*HOW TO COMPLETE THIS TASK*
Among the lines of the records, please find those that contain the word "name" and copy them.

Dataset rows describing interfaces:
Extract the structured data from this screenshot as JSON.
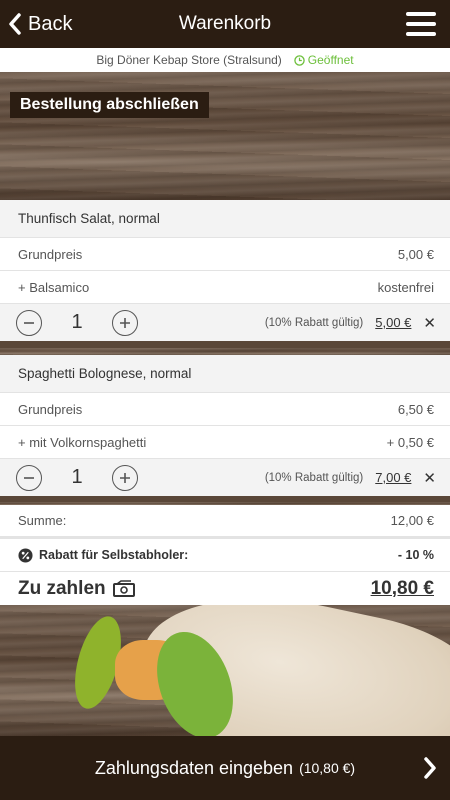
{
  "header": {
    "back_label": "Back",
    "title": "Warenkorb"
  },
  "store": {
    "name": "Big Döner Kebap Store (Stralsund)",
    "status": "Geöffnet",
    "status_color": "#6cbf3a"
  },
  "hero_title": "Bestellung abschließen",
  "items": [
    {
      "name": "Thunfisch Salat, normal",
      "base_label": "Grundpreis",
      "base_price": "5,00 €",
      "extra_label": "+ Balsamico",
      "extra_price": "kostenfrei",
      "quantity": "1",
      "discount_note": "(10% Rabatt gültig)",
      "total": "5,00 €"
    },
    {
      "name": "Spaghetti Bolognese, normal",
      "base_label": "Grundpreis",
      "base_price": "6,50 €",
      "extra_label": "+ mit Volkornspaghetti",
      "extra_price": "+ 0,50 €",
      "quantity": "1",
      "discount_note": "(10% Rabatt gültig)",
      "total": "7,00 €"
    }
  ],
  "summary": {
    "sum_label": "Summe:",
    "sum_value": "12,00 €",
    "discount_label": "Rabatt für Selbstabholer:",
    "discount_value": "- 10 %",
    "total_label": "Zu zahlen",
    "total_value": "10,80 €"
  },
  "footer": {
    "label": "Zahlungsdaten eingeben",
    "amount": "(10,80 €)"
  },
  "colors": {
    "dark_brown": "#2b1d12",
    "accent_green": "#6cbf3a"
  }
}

*TASK RESPONSE*
    "name": "Big Döner Kebap Store (Stralsund)",
      "name": "Thunfisch Salat, normal",
      "name": "Spaghetti Bolognese, normal",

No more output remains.